It is a bit of a paradox to put it this way, but I would also tell myself that I need not worry about growing up and changing because I will always feel young. I am not so changed by time that I have lost a sense of where I started. I will always feel like the young yearning teenager I once was. I will always be capable of utter and joyous silliness. For that matter, I am sure that I knew things as a young man that were well beyond my years. I don’t imagine that I necessarily have more wisdom and understanding now. My position has shifted and I can see differently, but I also try to remind myself that I need the wisdom and perspective of the young. They feel like true friends to me. I just don’t see age much any more. What’s different perhaps is that when you are young, you look at older people and imagine them to be some totally different genus of being. They look old, they act old. That difference frightened me. I would have spent more time listening to old people, being curious about them. But when I see people now, everyone seems about the same age to me, older people just seem like young people trapped in an aging body. I can imagine them as teens or as college students really easily. The young are just adults in embryo and I can imagine where they will be in a few decades. I can see them working in a profession or raising a family, pretending to know what’s up.
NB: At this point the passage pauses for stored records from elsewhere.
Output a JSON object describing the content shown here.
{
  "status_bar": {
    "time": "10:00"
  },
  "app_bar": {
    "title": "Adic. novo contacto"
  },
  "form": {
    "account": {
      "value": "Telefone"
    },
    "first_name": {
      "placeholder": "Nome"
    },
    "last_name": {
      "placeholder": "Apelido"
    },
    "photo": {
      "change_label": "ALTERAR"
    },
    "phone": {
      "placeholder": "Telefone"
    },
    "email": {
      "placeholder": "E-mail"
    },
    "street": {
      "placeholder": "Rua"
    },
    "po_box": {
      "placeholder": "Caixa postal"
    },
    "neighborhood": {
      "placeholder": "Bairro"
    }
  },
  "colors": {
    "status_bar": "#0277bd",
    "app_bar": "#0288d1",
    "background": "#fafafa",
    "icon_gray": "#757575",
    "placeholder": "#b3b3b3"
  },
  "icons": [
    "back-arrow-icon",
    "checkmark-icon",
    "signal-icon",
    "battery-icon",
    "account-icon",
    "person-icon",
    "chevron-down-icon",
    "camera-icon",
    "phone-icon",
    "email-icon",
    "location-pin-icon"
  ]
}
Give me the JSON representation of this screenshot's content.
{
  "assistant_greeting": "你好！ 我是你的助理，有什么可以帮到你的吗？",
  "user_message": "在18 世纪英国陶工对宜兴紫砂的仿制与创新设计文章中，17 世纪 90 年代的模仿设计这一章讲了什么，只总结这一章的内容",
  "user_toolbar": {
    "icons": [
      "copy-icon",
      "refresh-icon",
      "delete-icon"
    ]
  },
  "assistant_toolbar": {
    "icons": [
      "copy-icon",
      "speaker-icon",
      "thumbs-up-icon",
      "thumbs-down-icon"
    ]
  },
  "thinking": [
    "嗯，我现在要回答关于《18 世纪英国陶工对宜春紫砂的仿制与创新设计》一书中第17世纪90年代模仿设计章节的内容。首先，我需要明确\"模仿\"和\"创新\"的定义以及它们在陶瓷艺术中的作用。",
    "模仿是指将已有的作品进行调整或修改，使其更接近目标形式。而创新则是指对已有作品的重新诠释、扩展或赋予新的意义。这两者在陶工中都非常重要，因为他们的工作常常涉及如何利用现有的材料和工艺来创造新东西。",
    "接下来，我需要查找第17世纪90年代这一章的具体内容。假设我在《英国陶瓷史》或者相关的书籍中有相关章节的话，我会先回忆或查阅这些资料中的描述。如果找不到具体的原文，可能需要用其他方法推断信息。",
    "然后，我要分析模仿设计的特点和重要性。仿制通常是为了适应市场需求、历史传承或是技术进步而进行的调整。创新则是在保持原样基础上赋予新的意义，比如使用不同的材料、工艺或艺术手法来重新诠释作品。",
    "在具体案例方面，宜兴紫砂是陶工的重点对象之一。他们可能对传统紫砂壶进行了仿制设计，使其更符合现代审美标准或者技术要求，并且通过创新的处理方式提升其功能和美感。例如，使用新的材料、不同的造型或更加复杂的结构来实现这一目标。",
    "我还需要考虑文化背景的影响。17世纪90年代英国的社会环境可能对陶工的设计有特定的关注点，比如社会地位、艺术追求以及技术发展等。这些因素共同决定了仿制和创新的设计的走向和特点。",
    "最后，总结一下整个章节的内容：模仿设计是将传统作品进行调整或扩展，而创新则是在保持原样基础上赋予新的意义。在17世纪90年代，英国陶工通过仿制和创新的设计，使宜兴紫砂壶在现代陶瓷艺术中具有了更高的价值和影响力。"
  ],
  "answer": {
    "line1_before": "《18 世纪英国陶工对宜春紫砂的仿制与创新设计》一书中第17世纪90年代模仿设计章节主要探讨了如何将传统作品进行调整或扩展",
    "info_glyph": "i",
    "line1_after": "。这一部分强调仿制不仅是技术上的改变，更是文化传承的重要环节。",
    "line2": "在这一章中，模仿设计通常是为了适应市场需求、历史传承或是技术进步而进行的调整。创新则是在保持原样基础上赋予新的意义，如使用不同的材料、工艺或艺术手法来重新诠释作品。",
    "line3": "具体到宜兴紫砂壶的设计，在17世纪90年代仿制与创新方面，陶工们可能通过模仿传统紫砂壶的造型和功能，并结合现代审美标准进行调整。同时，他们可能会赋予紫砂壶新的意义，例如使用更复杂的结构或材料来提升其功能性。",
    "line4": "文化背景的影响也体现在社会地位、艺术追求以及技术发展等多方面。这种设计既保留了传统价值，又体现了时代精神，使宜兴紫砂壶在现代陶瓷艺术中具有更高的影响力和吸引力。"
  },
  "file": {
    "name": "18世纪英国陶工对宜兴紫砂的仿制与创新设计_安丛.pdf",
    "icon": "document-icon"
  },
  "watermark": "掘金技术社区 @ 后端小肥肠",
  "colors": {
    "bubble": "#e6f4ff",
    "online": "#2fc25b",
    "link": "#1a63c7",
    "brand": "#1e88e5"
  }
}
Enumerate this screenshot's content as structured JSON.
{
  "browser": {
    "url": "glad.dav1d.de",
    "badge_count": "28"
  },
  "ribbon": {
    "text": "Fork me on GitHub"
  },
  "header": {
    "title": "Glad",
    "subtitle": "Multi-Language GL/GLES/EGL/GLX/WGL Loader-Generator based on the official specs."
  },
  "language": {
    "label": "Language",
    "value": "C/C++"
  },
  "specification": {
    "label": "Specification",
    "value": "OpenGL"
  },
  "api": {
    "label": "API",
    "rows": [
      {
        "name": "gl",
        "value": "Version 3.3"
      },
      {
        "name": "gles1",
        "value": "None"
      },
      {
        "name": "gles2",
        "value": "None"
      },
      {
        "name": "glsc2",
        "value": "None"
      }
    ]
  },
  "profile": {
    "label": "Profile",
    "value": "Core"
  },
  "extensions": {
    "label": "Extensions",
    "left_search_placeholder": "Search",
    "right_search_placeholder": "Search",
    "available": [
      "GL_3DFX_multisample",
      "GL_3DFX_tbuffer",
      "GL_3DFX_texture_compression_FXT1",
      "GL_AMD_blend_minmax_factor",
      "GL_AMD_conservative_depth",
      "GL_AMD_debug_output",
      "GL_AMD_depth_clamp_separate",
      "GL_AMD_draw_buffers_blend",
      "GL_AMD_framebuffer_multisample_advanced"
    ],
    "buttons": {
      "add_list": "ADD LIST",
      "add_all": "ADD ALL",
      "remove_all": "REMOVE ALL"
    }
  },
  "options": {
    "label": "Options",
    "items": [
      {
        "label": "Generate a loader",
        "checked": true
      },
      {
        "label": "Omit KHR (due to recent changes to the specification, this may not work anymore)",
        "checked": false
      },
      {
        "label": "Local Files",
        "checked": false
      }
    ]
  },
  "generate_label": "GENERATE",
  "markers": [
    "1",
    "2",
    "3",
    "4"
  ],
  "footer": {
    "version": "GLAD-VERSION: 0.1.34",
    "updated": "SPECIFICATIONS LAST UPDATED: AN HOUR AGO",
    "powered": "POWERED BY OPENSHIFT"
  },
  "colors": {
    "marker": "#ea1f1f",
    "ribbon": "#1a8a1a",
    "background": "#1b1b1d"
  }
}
Feeling perpetually young is a blessing but it also means wisdom is always provisional and temporarily conditioned by my present life’s circumstances. Which is maybe why I have lost a little fire. I am more clear about what I don’t know, more sure that I will see things differently tomorrow, and more accepting of truth’s manifold appearance in life. My spiritual bearings are as solid as they ever were, maybe more so because I am more profoundly content with what life has meant thus far, but I am also more comfortable with the fact that what I think I understand about God, about my mortality, and about the world is never going to reach the totality of what God can see. That used to cause me some anxiety or at least an intense desire to work for higher understanding so as to conquer the anxiety. Now it brings peace, the same peace I feel on the banks of a river or on a trail. All I really want to know is, what’s next?